"We always record Luke with a Shure SM7B, going into a Neve, probably a 1073. If there's compression, we don't print it. The SM7B is a nice mic to use because it doesn't pick up many background noises, so if you're tracking in an apartment or another place where you can't control the sound, it's great. But mostly, it just sounds really good on Luke's voice. We tried other mics, and because I love the Neumann U87 we tried that, but we always came back to the SM7B. Because I get Luke's vocals off the floor, the SM7B increases the separation from any bleed that may happen. 'Beer Never Broke My Heart' has a great electric guitar sound, which is all due to Sol Philcox–Littlefield's incredible tone, coming from his amps. We used a Shure SM57 and Royer 121 on his amps, and blended these.
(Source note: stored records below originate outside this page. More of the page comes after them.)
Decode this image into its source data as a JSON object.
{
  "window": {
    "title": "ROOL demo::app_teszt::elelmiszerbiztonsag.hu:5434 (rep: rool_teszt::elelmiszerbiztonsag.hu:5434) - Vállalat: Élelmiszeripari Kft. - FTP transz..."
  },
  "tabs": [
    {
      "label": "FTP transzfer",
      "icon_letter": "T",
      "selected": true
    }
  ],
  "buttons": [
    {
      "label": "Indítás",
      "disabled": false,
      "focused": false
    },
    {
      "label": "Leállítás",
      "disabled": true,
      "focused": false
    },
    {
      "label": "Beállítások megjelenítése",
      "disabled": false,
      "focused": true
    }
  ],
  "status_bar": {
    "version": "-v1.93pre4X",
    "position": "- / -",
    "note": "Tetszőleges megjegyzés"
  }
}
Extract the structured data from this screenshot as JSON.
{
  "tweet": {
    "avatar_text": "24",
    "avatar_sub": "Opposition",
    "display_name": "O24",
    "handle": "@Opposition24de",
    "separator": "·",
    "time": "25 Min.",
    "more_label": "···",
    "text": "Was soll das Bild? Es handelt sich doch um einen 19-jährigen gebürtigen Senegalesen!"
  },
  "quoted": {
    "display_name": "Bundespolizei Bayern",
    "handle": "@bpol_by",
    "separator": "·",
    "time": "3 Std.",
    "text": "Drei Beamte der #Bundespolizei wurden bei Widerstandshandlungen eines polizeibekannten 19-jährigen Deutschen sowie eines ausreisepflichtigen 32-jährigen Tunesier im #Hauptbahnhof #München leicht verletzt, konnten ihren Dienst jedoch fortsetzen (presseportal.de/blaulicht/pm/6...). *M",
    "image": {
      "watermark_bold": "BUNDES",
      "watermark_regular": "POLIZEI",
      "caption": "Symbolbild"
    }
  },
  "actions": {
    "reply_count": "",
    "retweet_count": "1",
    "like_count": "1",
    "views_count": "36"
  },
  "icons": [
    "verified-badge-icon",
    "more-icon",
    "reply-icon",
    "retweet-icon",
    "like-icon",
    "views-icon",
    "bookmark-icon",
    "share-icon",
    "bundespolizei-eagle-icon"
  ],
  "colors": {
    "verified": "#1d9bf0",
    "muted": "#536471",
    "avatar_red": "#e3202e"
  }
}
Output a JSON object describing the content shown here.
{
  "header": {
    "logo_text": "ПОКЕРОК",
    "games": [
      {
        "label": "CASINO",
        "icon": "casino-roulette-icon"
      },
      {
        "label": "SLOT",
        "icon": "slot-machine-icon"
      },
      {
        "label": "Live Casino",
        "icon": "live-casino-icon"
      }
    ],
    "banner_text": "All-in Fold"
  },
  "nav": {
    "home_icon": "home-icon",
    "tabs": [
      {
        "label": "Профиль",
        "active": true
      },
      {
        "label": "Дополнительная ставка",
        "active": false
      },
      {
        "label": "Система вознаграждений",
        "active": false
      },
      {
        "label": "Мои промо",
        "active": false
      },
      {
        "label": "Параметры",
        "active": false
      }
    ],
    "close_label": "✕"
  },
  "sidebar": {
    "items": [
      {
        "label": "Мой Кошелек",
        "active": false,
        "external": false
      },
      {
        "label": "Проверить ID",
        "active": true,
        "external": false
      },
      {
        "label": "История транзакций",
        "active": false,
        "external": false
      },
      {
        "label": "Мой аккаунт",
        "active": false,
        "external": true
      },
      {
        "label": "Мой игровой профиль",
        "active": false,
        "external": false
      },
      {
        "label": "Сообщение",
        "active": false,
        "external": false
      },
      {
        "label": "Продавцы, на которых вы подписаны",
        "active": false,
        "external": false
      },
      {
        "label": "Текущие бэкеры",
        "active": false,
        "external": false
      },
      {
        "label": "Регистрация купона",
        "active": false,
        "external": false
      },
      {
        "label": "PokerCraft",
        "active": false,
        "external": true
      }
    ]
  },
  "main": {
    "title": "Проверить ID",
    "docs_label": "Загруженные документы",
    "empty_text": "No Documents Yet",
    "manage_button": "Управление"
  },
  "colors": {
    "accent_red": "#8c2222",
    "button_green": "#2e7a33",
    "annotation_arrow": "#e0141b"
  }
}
Most mics we used to record the band went through the API Legacy board that we used most of the time."
"It's my job to get great arrangements and great performances," says Moffatt, "but even the greatest performance sometimes needs honing. We live in a different time now, where you have the choice of leaving things as they are, but you can also go in and adjust live performances in all sorts of detailed ways. That's the wonderful thing about the technology of today. The performances of these guys were incredible, but that didn't mean that I didn't do a lot of editing afterwards. And editing can be great too: one does not take away from the other."
We always record Luke with a Shure SM7B, going into a Neve, probably a 1073.
"After they cut the songs," comments Cooley, "Scott lives with the tracks for quite a while, and does the editing and overdubs his parts and puts everything together. Scott is really meticulous. He spends quite a lot of time getting everything dialled in."
"I spent a month purely on 'Beer Never Broke My Heart' editing it, and adding guitars and vocals," admits Moffatt. "The reason it took so long is that I did not edit to a grid. The tracks are cut to a click track, but these guys are phenomenal musicians, and will sometimes push or pull things within the beat. They'll sit on top of the click, or just behind, and that makes a humongous difference to the groove and feel. So when editing I would sometimes follow the drummer's feel, sometimes the guitarist's feel, and so on. For the song 'Does To Me' I had to speed up every verse by about 3bpm. I don't like using time-stretching, because it doesn't give me the results I want. Instead it was a matter of moving the drums by hand, to make them feel as if they were pushing, and then moving everything else as necessary. I did not want to sacrifice groove for convenience. For the first album I mainly edited on the grid, but you grow over time and your toolset expands, so I did a lot of editing off the grid for this new album, which made editing much more difficult and time-consuming."
Moffatt does all his editing and overdubbing at his Nashville studio called Two Acres, where he has, he explains, "An iMac Pro running Pro Tools and Ableton, UA Apollo 6X audio interface, Shure SM7B, SM57 and SM58 mics, API 550 and BAE Audio 1073MPL, and Auratone, KRK Rokit 6 and Yamaha HS8 monitors. I like dynamic mics, I don't know why! I use the mono Auratone for editing, which I do in Pro Tools. But when I add drums or synths I often do this in Ableton and will then bring that to Pro Tools. Synths I use include Native Instruments Massive and Absynth, and I like the Arturia synths. I use Ableton when I do concerts as a solo artist, which is how I got familiar with the program. I also really like the sound of the Linn Drum, and only have good samples of that inside Ableton."